4. By structure
You could decide that the common factor uniting your client base is their structure - eg you could become an expert in listed companies, unlimited liability companies, private companies, trusts, sole traders and so on.
This can be an especially powerful way for accountants to segment because a lot of the taxation issues that businesses face will stem from the way they’re arranged.
One tactic I’ve seen work well is to target the Australian subsidiaries of global businesses. This can be an especially effective for smaller players looking to get some big names on their books. (It also means you’ll have multiple reporting seasons which can be a bonus for workflow.)
Again, if you’re taking this approach, I’d always recommend marrying it up with at least one of the methods above, so you might end up targeting, say “the Australian subsidiaries of global fashion brands, so long as they have at least 5 bricks and mortar stores and generate more than $25 million in revenue.”

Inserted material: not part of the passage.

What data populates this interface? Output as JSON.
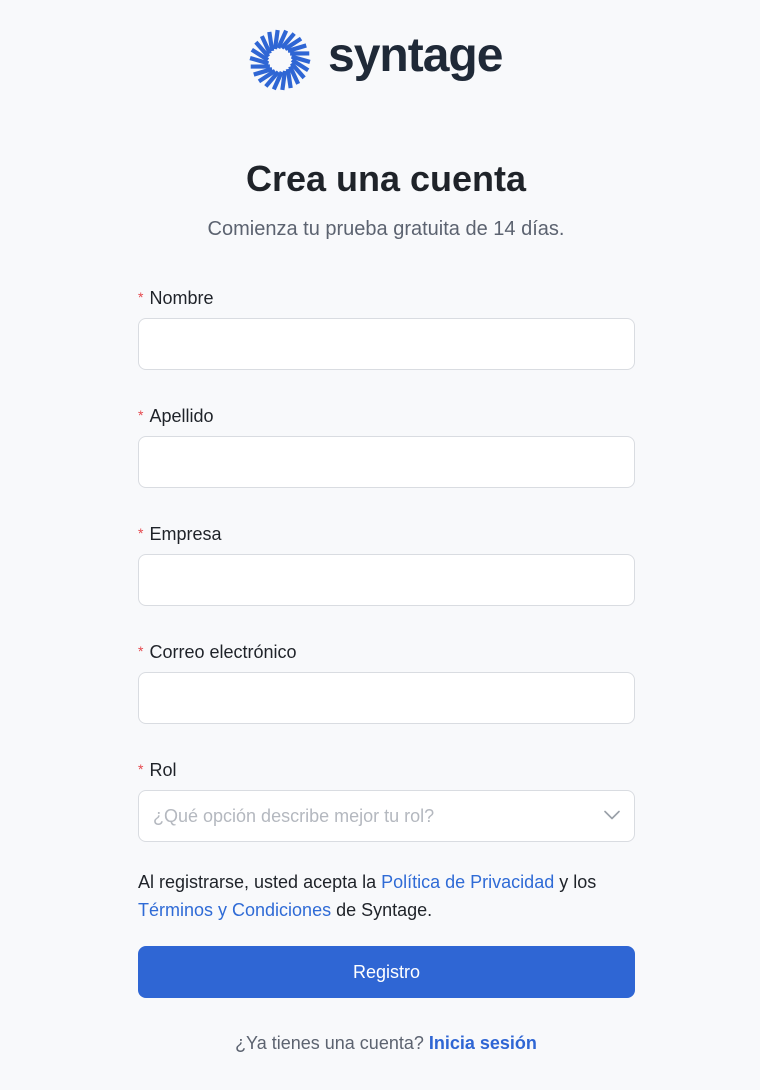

5. By geography
It’s become somewhat unfashionable to draw from your local area. But I think owning your own turf should be the starting space for most small to mid-sized practices - particularly if they’re not differentiated in any other way.
Generally, the larger you are, the larger your geographic footprint should be: eg a generalist accounting firm based in Parramatta with 30 partners might try to own Western Sydney. A firm located just next door with only two partners is probably better advised to try and win work from businesses in the surrounding blocks.

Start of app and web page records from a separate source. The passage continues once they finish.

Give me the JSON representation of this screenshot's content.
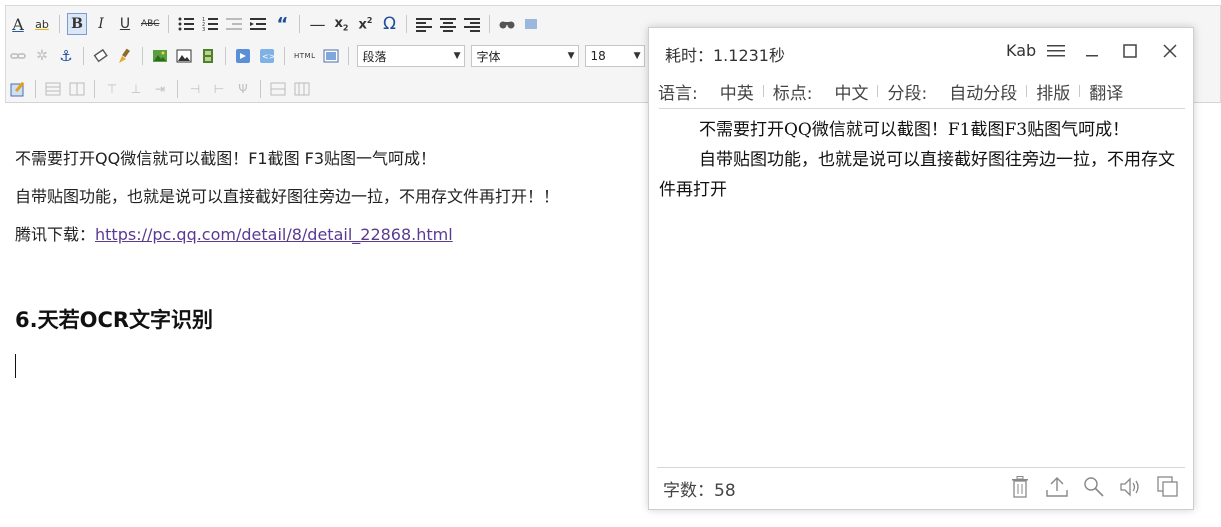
{
  "toolbar": {
    "paragraph_select": "段落",
    "font_select": "字体",
    "size_select": "18"
  },
  "editor": {
    "lines": [
      "不需要打开QQ微信就可以截图！F1截图  F3贴图一气呵成！",
      "自带贴图功能，也就是说可以直接截好图往旁边一拉，不用存文件再打开！！"
    ],
    "download_label": "腾讯下载：",
    "download_link": "https://pc.qq.com/detail/8/detail_22868.html",
    "heading": "6.天若OCR文字识别"
  },
  "ocr_window": {
    "time_label": "耗时：1.1231秒",
    "brand": "Kab",
    "menu": [
      "语言:",
      "中英",
      "标点:",
      "中文",
      "分段:",
      "自动分段",
      "排版",
      "翻译"
    ],
    "paragraphs": [
      "不需要打开QQ微信就可以截图！F1截图F3贴图气呵成！",
      "自带贴图功能，也就是说可以直接截好图往旁边一拉，不用存文件再打开"
    ],
    "word_count": "字数：58"
  },
  "colors": {
    "link": "#5b3a91",
    "toolbar_bg": "#f5f5f5",
    "active_button_bg": "#dbe6f7"
  }
}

6. By who owns the business
You could concentrate on attracting businesses whose owners share a common characteristic. They could be family-operated, they could come from a particular demographic (eg gen X or gen Y) or the could even share the same gender. You only need look at the proliferation of women’s business groups to notice how effective this approach can be.
The benefit of defining your target audience this way is that there’s usually an immediate level of trust between adviser and the clients, which comes from the assumption that you see the world the same way they do.
7. By stage in life-cycle
Again, businesses face similar issues when they’re at similar stages in their life-cycle: whether that’s startup, growth, consolidation or even decline.
It’s become quite fashionable to target ‘innovative startups’ but there’s a lot to be said for targeting businesses at other stages in the cycle too. In fact, I’d say that all up there are probably greater benefits in targeting mature businesses rather than new ones. After all, besides the obvious constraints that come from having a lack of capital, the problem with being a startup specialist is that the moment that things take off your clients could well feel that they’ve outgrown you and look elsewhere for advice... And that’s exactly when you should have been doing some serious billing.
How do you define your potential clients?
So there you have it, 7 easy ways to segment your market.
Which one have you chosen? Or - like most of the successful businesses I deal with - have you chosen a combination of several?
And if you haven’t yet segmented your client base - or if you need some help doing so - give me a call. I’d be more than happy to lend my years of experience helping professional services firms do this very thing.
PS: For more advanced and predictive insights, firms are using ‘big data’ analytics, simulations, observational research and buyer profiling to define and price opportunities. But that's for another article...